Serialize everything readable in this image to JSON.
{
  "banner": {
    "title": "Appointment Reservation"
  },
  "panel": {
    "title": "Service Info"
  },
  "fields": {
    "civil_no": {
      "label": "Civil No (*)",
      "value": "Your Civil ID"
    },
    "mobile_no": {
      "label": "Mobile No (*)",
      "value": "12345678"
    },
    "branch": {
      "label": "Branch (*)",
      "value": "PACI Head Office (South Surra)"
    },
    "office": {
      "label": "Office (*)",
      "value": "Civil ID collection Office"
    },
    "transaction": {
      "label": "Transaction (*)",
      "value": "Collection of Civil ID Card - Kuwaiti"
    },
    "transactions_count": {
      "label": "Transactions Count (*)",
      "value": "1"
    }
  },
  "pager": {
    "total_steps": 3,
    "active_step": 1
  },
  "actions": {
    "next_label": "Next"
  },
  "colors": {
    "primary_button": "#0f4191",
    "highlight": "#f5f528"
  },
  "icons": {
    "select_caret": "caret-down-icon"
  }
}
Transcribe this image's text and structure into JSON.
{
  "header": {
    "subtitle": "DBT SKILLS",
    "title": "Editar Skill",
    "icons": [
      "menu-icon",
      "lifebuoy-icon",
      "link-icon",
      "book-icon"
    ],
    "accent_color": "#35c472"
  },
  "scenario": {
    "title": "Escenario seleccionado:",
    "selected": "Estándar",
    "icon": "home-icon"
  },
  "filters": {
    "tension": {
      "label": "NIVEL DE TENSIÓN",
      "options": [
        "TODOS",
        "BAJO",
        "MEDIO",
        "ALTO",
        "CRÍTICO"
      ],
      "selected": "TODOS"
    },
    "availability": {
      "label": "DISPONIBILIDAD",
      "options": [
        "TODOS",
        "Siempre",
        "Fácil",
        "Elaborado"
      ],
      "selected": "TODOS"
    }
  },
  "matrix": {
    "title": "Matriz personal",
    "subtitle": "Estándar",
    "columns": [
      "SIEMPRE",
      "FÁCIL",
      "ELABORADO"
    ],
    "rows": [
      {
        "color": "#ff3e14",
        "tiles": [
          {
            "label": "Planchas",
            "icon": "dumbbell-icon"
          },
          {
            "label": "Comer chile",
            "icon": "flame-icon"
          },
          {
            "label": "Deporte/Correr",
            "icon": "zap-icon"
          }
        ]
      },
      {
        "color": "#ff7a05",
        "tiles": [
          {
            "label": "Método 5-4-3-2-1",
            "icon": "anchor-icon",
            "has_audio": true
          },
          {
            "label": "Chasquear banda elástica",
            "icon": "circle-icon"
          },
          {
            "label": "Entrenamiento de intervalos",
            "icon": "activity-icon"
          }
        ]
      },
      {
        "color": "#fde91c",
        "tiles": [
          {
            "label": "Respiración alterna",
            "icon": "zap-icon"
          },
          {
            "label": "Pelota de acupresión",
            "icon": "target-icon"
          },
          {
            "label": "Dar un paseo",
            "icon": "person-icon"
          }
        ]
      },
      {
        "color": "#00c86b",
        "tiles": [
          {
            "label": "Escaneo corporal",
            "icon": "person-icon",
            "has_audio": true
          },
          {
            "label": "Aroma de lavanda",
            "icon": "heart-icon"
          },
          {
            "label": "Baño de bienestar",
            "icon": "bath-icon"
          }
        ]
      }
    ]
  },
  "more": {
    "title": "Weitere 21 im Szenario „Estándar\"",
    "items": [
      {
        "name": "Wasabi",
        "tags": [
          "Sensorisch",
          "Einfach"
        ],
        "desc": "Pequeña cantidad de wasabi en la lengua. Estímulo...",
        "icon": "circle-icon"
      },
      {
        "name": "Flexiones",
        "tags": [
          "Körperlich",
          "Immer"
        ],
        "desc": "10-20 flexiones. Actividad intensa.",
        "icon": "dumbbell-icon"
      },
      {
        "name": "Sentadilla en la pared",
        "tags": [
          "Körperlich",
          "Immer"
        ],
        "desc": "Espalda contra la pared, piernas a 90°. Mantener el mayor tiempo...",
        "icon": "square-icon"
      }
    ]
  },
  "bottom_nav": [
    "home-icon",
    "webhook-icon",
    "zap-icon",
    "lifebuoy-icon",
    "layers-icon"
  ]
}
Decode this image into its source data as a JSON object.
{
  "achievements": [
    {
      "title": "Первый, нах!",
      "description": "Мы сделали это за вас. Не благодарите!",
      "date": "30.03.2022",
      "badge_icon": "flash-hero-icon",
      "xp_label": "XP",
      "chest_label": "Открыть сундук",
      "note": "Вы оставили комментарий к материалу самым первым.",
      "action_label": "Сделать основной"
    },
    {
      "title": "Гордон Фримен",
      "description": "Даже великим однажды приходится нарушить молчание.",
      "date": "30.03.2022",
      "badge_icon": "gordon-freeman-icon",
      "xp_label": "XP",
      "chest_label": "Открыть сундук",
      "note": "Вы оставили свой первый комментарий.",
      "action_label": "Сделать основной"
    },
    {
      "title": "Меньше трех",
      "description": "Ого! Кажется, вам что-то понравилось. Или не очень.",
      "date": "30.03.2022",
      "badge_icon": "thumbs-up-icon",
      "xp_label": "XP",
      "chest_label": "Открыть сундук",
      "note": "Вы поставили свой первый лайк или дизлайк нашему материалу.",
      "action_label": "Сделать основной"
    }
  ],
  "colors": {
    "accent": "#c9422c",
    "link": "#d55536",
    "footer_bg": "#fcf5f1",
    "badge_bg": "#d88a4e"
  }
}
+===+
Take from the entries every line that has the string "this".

Serialize everything readable in this image to JSON.
Transcribe this image's text and structure into JSON.
Decode this image into its source data as a JSON object.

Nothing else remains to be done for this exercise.